Sunday, April 17, 2011

Public language made private

Partly because I teach a language, partly because I speak a few languages and partly because I'm in the process of learning a foreign language and forgetting a few others (Urdu, French and, yes, even English), I think about language a lot. If my mom is reading this, she would probably not be amused to learn about my latest personal foible: that while I can read a book or newspaper in Korean, a language I've spoken for less than three years, it's an ordeal to do so in my native language, Urdu.

So much discussion about foreign languages with ordinary people tends to boil down to long, dull explanations of: 1) why the person I'm talking to is bad at learning languages, 2) a narcissism of the small differences between European languages and 3) the "best" method to learn a foreign language. This is unfortunate, because I think that this is truly a fascinating topic, far more than the sophistic beat-the-test industry of Korea or the "Italian sounds so sexy" mentality of North America would ever admit or realize.

Somewhere around the time I started middle school, I began to feel more comfortable in English than in Urdu, and though I don't remember when exactly I started to think in English, eventually my parents and I had bilingual conversations. This wasn't the sort of conversation I hate, with words from one language mixed into the other, but a conversation where one person spoke one language and the other participant another.

I think my mom and I have many conversations where she speaks in Urdu and I speak in English, but when I speak to my dad, we seem to try and walk on eggshells by trying to accommodate the other. This is why sometimes I speak in Urdu to my dad and he responds in English, even though the opposite would be more comfortable for both of us.

A one-sided conversation like this doesn't fully correspond to Ludwig Wittgenstein's idea of a private language, but it does bring to mind the idea. A private language would be a language comprehensible only to one person in theory rather than practice (i.e. only I can understand this language, not that I am the last person who speaks this language). The idea of a private language raises its own set of issues which I will not discuss here, nor are one-sided conversations even close to the idea of a private conversation, though the idea of a person speaking in one language and being answered in another is a step in that direction.

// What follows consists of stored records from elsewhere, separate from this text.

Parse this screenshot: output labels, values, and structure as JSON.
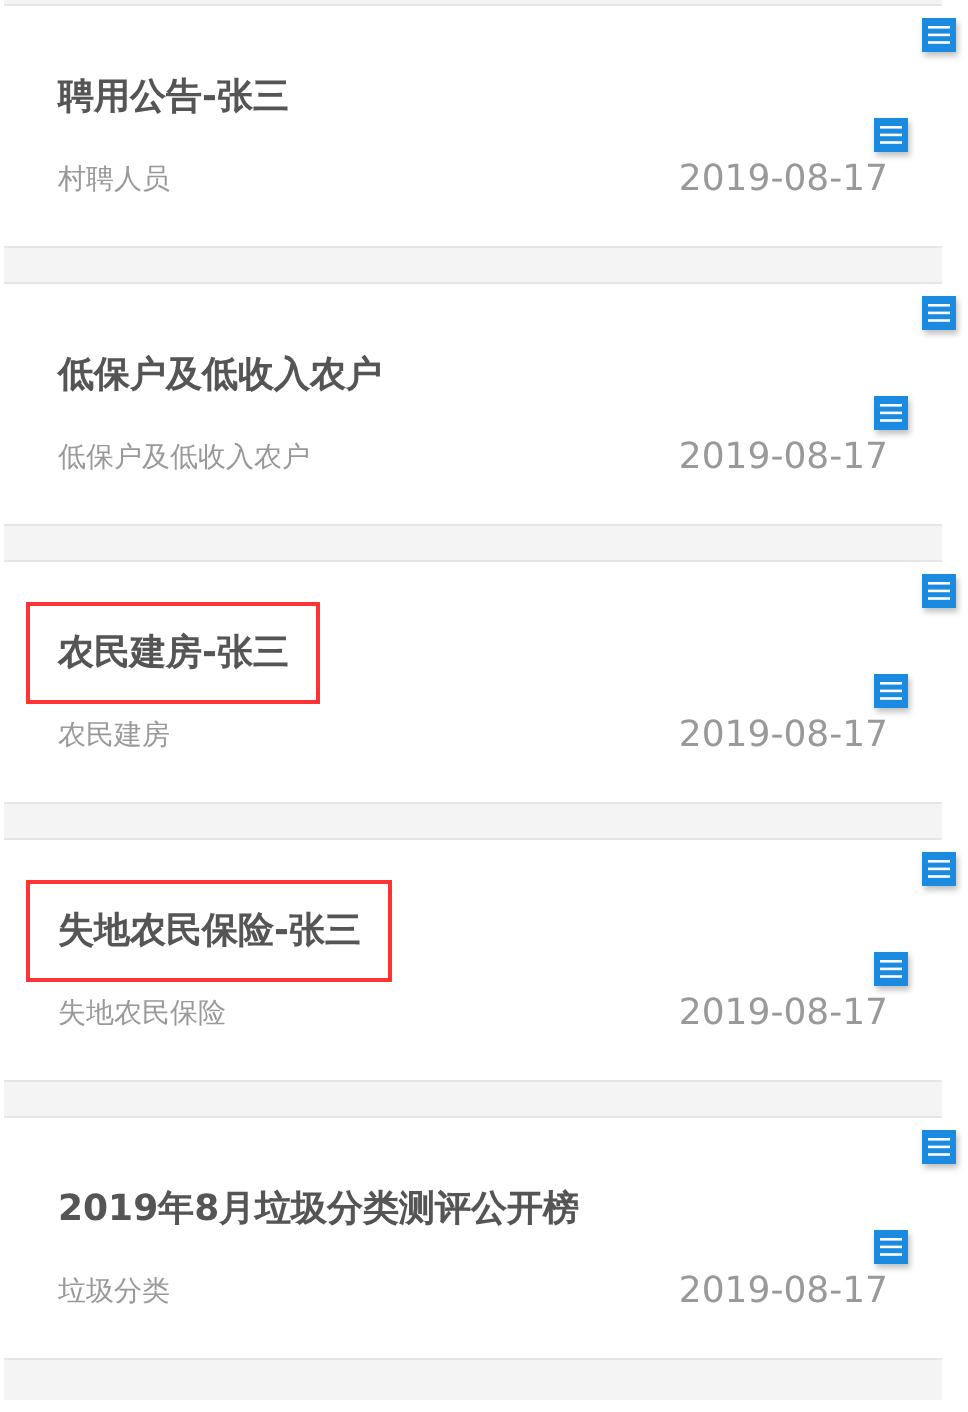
{
  "items": [
    {
      "title": "聘用公告-张三",
      "highlighted": false,
      "category": "村聘人员",
      "date": "2019-08-17"
    },
    {
      "title": "低保户及低收入农户",
      "highlighted": false,
      "category": "低保户及低收入农户",
      "date": "2019-08-17"
    },
    {
      "title": "农民建房-张三",
      "highlighted": true,
      "category": "农民建房",
      "date": "2019-08-17"
    },
    {
      "title": "失地农民保险-张三",
      "highlighted": true,
      "category": "失地农民保险",
      "date": "2019-08-17"
    },
    {
      "title": "2019年8月垃圾分类测评公开榜",
      "highlighted": false,
      "category": "垃圾分类",
      "date": "2019-08-17"
    }
  ]
}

At any rate, living in East Asia, where the three major states all speak different languages, I had always wondered how diplomacy worked. When Hillary Clinton met South Korean president Lee Myung-bak today, which language was spoken? How about when Lee meets Japanese Prime Minister Naoto Kan? Or, when Kim Jong-il speaks with Hu Jintao?

My answer, confirmed by Steve Herman from Voice of America and Sam Kim from the Korean news agency Yonhap, is that interpreters are almost always used. It's likely that Lee, the former head of Hyundai Construction, speaks English, but Herman says that "when I was in the room [Clinton and Lee] were using respective interpreters."

The insistence on speaking in two languages when you could be speaking one was not lost on me. It's not only an experience to which I subject my parents, but also some friends, many students, and even my boss. When I signed my current contract with my school, the administrator spoke in Korean which I generally understood. I replied in English which he mostly understood, but there was someone to translate anyway.

It also goes the other way. I teach classes in English only, with the exception of jokes or a precise translation of an otherwise fuzzy idea, and I find that about two-thirds of students will never speak to me in Korean. The other third, regardless of whether or not I understand, will speak in Korean. Many students take being addressed in Korean as something of an insult, in the sense that I'm switching to Korean because they couldn't understand the English, so they'll summon a stiff upper lip and reply in English.

2 comments:

Tuttle said...

Interesting post. You a fan of Wittgenstein?

Of course, MB does speak passable English, but no one at that level wants to risk the poorly chosen word in a second language, so they leave the translation to pros.

And sometimes even that goes wrong, a la Jimmy Carter's Polish remarks, when he told of his affection for the Polish people, but it was translated that he desired them carnally.

Adeel said...

Actually, I've never read anything by Wittgenstein. I focused almost exclusively on ancient philosophy in university. When I branched out a little, it was towards contemporary ethics or modern philosophy (St. Augustine).